"The definition of interoperability is a key part of the discussion," she said. "The roadmap from the ONC has veered off into multiple paths, so it has become a 'choose your own adventure book' process. It speaks to the complexity of it."
There are various forces at work to make achieving interoperability a difficult proposition, not the least of which is making disparate systems compatible despite a billion lines of code and hundreds, if not thousands of standards.
Yet there are two major initiatives that are overriding the dissonance and enabling a harmonic convergence – CommonWell and Carequality, said Tushar Malhotra, head of integration at Marlborough, Mass.-based eClinicalWorks.
"These are the two driving forces," he said.
The CommonWell Health Alliance provides a mechanism for exchange between providers, based on the concept of establishing linkage with a patient in the eClinicalWorks EHR, managing all the identities at the central level. Once that linkage is established, he said it enables an exchange of data through consolidated clinical document architecture.
"That is what eClinicalWorks supports as a mean to connect with the set of organizations that are part of CommonWell," Malhotra said. "It allows for easy data exchange between those who are connected."
The interoperability between eClinicalWorks and CommonWell has existed less than a year, Malhotra said, with the catalyst being "the isolation of the data…the industry wants EHRs to be able to exchange data outside their system boundaries."
The other initiative, Carequality, started in the same time frame and has rapidly developed in 2016. The biggest advantage, Malhotra said, is that there are no long-term agreements for sharing data, which he calls "a cumbersome process."

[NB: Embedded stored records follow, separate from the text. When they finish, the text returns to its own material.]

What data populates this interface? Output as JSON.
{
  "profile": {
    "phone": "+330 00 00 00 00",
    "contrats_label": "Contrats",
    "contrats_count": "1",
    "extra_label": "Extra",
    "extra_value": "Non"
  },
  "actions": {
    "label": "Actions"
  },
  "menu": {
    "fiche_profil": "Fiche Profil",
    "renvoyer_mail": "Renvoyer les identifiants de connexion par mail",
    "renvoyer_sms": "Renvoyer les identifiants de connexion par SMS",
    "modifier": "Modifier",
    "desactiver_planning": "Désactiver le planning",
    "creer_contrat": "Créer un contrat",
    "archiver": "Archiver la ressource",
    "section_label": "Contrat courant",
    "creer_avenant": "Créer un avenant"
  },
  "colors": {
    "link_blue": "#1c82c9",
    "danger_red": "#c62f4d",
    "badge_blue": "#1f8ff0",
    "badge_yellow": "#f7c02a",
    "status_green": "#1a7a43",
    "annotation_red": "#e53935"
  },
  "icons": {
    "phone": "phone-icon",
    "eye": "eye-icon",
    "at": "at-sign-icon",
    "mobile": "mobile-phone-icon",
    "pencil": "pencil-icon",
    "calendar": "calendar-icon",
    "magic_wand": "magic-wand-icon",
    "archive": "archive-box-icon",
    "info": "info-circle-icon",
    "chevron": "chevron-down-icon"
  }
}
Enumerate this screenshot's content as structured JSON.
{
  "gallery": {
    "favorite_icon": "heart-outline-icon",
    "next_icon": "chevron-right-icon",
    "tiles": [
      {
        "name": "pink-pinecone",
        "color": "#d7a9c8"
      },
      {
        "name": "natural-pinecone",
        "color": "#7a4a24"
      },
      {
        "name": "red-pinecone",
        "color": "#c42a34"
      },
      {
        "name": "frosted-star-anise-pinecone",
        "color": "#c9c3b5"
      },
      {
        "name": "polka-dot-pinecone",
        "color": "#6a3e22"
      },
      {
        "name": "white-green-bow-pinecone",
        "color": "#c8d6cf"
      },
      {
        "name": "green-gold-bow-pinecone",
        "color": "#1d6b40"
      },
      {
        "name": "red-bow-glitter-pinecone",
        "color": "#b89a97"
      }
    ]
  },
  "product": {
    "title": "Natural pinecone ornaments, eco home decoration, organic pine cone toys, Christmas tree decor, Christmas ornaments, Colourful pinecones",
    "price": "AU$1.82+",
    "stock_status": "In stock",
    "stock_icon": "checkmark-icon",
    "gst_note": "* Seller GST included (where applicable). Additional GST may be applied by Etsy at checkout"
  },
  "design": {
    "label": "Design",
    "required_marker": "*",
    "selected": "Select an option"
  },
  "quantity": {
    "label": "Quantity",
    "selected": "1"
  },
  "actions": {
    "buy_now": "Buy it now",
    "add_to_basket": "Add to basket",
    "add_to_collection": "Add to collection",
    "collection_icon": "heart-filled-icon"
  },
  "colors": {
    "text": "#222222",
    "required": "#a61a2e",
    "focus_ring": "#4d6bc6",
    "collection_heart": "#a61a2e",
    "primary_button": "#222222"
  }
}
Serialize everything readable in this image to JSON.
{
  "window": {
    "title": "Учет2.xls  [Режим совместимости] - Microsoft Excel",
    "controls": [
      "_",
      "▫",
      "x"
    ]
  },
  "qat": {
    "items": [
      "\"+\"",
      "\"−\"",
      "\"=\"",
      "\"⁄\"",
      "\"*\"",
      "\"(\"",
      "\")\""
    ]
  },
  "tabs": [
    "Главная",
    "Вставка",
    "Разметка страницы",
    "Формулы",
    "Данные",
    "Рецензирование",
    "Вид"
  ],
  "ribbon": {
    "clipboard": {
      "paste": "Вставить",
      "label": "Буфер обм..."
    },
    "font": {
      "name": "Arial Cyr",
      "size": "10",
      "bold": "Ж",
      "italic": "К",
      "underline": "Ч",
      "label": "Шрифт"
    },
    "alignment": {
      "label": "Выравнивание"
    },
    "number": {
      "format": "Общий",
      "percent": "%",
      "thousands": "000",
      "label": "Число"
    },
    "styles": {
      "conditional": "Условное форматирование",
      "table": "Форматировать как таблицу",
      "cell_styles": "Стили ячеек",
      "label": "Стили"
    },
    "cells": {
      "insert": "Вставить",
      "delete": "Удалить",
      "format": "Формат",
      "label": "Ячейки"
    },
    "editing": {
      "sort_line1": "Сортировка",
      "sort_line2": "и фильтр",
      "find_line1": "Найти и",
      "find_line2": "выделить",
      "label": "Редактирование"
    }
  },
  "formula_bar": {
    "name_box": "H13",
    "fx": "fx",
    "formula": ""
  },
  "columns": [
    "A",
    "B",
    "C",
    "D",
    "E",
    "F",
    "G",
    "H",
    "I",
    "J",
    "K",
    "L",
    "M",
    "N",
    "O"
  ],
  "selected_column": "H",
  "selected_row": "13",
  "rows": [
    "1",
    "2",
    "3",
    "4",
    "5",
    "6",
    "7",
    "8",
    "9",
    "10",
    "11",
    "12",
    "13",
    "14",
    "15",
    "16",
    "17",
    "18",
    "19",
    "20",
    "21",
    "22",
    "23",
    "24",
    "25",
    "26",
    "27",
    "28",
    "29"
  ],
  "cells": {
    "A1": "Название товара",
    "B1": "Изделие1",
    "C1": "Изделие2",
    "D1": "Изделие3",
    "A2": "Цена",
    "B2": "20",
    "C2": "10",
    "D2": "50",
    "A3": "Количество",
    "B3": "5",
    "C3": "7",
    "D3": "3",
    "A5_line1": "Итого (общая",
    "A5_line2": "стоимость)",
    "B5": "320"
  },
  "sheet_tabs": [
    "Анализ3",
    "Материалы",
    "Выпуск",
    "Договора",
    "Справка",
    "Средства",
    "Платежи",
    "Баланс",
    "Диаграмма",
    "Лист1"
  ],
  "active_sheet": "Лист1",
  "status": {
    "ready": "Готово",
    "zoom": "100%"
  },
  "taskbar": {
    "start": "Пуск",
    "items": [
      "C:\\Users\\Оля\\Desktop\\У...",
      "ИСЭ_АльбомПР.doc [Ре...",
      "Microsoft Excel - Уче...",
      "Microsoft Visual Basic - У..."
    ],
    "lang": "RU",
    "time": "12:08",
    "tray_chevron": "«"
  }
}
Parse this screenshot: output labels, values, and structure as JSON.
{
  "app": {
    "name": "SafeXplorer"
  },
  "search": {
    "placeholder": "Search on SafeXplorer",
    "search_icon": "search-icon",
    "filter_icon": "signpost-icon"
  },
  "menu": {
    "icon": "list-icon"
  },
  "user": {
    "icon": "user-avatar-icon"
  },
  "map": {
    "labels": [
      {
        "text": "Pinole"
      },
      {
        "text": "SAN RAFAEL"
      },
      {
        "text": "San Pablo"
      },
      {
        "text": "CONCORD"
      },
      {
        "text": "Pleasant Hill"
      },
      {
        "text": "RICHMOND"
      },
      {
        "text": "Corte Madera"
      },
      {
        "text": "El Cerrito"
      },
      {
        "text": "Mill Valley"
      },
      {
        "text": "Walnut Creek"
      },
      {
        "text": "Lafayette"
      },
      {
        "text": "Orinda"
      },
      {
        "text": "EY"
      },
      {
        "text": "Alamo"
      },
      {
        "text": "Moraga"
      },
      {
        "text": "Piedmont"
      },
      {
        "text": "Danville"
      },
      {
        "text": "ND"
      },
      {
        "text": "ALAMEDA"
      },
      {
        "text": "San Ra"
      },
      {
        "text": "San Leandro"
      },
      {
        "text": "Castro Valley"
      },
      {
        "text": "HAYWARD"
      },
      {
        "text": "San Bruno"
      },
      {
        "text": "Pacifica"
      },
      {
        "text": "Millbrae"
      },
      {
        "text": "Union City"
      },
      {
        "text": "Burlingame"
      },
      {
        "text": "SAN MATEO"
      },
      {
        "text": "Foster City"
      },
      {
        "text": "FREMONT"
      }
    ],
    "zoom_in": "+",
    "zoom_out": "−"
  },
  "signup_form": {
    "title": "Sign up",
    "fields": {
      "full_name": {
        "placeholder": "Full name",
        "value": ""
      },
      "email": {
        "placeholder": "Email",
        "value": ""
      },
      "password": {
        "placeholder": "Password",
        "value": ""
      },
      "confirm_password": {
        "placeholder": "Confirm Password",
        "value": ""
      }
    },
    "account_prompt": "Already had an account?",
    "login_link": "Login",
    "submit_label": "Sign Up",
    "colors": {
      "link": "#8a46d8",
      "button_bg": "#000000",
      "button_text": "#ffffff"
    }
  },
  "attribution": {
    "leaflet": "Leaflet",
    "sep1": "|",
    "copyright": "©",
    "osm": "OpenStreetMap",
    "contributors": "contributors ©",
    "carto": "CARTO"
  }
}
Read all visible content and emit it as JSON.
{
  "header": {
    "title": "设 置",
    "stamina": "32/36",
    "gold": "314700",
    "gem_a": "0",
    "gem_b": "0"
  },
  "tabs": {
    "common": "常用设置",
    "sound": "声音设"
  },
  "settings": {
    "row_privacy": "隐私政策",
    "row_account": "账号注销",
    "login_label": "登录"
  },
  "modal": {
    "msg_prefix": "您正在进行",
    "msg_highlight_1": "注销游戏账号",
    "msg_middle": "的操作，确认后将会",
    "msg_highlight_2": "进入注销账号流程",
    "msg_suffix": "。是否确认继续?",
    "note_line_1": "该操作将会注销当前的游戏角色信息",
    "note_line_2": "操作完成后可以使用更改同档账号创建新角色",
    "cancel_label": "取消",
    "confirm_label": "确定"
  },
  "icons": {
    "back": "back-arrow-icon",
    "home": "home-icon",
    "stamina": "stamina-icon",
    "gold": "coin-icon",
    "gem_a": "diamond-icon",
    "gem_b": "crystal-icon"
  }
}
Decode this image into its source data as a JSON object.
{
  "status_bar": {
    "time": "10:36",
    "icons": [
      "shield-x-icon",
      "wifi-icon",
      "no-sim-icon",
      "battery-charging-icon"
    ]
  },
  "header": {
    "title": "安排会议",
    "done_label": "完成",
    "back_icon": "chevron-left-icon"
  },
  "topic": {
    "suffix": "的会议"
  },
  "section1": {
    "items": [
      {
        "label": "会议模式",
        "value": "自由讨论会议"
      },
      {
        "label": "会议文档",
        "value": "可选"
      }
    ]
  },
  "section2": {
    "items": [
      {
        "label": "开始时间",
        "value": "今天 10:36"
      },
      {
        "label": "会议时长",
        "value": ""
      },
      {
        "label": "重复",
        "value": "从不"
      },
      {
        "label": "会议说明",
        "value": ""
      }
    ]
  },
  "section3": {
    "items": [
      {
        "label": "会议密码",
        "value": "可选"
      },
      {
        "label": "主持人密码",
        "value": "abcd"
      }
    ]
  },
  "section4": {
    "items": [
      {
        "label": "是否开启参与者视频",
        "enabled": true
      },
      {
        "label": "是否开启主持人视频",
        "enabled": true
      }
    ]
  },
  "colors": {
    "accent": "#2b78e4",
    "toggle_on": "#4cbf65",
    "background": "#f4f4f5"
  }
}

The computer science term "crosswalking" is at the heart of health IT data conversion projects. Through automated mapping that can be easily pared with disparate codes, crosswalking guarantees better system and user connectivity performance to effectively preserve interoperability efforts, says Sita Kapoor, CIO and chief architect of Piscataway, NJ-based HealthEC.
Crosswalking helps ensure a high level of interoperability via mapping of healthcare data standards such as HL7, LOINC, SNOMED, CMS regulations, HIPAA, NLM, Medicare, Joint Commission, CPT, HCPS, NQF and NDC as well as ICD-9 and 10. Data is also archived and formatted in a variety of incompatible file types and data sets across EHRs, acute and ambulatory transactional clinical and financial systems, claims, federal and commercial payers, institution or facility and pharmacy databases.
"Everyone is trying to achieve data at the point of service and while data is a broad term, healthcare is made up of individuals, one person at a time," Kapoor said. "Trying to process of that is a big challenge and that is where interoperability comes in – how to connect, how to exchange. Crosswalking is between systems, not an integral record we can do anything with."
Interoperability's journey to date is still in an early stage, Kapoor said, having transitioned from "research and development" to the "engineering" stage, where it continues to be presently. The next stage – which she estimates is still five years in the future – is "production," where "it will become a commodity, where competitive pricing is where it should be."